The best way to focus on expanding your children’s sense of safety and security is through focusing on the health of your marriage. Remember, we learn best though modeling; so do your best to be a healthy role model to your children. Cultivating a healthy marriage is a gift to our children that lasts significantly longer than the 18-ish years that they live in our homes!

Choosing Life Without Regrets

There was a time in my career when I worked in a medical hospital with patients who were facing death.  Though people develop differing attitudes when they know that their death is imminent, many express feelings of regret.

In the hope of encouraging you to consider living life in ways to avoid these, here is what a lot of people say they regret.

1.  Choosing not to live their lives in ways that they really wanted, but how they were expected to live them.

These are the people who discovered their passions but did not pursue them.  They had dreams but never acted on them.  They let the opinions of others or culture dictate their decisions.  What they chose wasn’t necessarily bad, but wasn’t as fulfilling as what might have been.  Frequently their sadness at life’s end is around the pursuit of money and “things” instead of relationships and their own true preferences.

2.  Working much and living little.

They worked instead of being involved in the lives of their children, whether it was their sports involvements, recitals, plays, or even homework.  They didn’t spend enough time just enjoying the relationship and “playing” with their spouse.

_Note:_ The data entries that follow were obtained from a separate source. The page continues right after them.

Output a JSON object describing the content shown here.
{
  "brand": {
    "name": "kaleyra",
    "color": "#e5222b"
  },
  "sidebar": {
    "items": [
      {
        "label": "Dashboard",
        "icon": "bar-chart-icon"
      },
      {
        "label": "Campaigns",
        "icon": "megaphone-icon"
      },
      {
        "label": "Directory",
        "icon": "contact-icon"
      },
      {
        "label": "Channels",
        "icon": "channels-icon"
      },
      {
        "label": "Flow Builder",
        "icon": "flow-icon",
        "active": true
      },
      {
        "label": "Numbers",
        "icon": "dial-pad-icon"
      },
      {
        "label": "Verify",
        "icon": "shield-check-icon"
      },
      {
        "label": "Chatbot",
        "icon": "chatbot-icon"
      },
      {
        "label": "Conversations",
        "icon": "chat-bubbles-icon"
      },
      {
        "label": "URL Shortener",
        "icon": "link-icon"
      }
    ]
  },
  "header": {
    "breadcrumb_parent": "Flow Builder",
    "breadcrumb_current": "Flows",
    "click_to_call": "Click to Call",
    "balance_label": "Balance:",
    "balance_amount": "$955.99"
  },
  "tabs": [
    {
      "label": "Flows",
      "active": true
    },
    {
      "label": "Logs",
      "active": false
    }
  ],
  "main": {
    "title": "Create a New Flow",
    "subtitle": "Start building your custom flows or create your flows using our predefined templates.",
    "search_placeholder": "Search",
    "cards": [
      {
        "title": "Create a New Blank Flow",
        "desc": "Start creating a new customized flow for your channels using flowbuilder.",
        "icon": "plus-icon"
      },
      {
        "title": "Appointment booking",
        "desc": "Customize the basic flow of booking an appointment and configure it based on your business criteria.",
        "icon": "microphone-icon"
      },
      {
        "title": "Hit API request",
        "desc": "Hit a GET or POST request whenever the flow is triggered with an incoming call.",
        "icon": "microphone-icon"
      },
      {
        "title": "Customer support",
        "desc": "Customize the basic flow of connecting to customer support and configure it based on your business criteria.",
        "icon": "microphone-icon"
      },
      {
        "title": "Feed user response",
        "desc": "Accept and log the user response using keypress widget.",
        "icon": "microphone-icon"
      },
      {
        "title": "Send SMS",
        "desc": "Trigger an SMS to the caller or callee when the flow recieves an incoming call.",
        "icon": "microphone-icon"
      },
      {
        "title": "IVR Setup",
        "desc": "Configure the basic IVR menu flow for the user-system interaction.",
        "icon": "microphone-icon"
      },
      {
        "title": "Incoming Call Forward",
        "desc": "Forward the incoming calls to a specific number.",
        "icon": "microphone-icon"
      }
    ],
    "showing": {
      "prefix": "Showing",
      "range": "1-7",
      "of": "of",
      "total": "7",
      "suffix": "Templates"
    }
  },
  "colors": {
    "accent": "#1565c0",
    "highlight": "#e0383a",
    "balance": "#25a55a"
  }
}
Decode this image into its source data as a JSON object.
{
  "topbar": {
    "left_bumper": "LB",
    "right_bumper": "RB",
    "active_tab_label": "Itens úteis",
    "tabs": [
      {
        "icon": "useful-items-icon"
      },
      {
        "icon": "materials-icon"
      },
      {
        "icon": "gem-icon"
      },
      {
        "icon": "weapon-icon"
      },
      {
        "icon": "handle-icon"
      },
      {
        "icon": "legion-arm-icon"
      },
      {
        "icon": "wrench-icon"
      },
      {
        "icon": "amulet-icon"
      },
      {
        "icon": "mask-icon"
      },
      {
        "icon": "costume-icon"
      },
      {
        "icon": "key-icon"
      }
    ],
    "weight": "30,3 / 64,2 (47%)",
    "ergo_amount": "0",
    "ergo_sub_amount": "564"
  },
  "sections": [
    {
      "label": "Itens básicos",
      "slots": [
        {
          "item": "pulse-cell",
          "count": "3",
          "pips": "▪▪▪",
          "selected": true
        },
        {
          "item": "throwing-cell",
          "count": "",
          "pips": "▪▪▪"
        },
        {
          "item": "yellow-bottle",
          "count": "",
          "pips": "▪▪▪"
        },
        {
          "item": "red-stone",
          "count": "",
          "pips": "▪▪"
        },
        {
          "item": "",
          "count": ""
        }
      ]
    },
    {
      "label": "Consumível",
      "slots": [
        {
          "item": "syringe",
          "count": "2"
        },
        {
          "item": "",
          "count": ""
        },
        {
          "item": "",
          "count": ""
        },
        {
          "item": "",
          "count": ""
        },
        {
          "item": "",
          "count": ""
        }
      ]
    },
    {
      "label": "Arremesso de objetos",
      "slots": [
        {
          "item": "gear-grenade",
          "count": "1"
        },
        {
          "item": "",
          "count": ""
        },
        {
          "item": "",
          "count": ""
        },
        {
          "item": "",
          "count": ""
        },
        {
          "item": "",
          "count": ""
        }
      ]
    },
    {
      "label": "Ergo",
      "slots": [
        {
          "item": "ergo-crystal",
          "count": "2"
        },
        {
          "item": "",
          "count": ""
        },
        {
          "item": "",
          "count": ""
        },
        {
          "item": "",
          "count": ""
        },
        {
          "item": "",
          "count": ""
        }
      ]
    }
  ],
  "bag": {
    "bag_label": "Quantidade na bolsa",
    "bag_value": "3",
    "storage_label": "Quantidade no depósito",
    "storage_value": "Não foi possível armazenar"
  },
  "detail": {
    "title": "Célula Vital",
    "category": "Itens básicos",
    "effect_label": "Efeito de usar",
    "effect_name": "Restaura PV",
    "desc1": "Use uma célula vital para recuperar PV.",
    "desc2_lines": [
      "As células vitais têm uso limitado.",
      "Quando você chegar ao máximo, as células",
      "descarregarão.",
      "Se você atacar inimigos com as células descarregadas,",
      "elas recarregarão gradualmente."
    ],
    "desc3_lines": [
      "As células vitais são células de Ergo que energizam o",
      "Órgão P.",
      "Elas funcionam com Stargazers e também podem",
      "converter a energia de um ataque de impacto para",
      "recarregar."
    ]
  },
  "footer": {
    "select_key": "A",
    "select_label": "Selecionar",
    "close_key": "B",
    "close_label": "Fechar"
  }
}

They worked hard to create a “lifestyle” instead of making a living so they could savor life.  There seems to be a movement recently to simplify in order to satisfy.  It’s difficult in our “get all you can get” culture to choose to downsize lifestyle and enlarge living, but the needed perspective and painful regret appear when health is lost.  Then it is too late.  Some of the most painful statements start with “I wish I had/hadn’t…”  At the end, newer, bigger, better, and more don’t mean much.

3.  Fearing to break the silence and speak the truth.

People often express regret at not having had the courage to appropriately express their true feelings.  The usual result is thinking less of themselves for keeping quiet instead of being pleased with themselves for speaking their truth and running the risk of “upsetting someone else, hurting their feelings, avoiding conflict” or whatever excuse they used to support their fearful silence.

Over time, bottling negative feelings creates resentment and bitterness toward others AND toward the one whose voice is silent by choice.  Bottling the positive feelings leads to sadness from missed opportunities and relationships not beginning or being nourished.

Speaking your truth with courage can add to the depth of a healthy relationship or the end of an unhealthy one.  That’s seems like a win-win to me.

4.  Neglecting to maintain and to nurture valued friendships of old.

The usual reason given is simply choosing to be busy with things that are now seen (with the benefit of hindsight and impending death) as far less important than those wonderful, rewarding, and rare relationships.

Realizing that loving relationships are the most valuable commodity human beings can possess comes too late when you only have weeks or days to live.  If nurturing them over time and benefiting from them for years has been missed, they will also be missed as special support during those last days.

They will be missed, not because of preoccupation, but because of the absence of intending to pay attention to those we truly value.

5.  Failing to CHOOSE to be happy.

Huh?  Yes, happiness is a choice.  We can consciously choose to focus on being positive, using language “in our head” that gets us out of the rut of familiarity, frees us from unhealthy or unpleasurable behavioral patterns, overcomes our fear of change, relieves us of the weight of pretending to be satisfied with our lives, allows us to laugh more and be serious less, and encourages more smiles than looks of fatigue, boredom, and sadness.  We can do this consciously and intentionally.

If you don’t know what it would take for you to be successful at achieving this goal, give it some serious thought, talk about it with someone you love, go to a comedy club, rent a funny movie, or call a therapist.

Like Nike said, “Just do it!”, before it’s too late.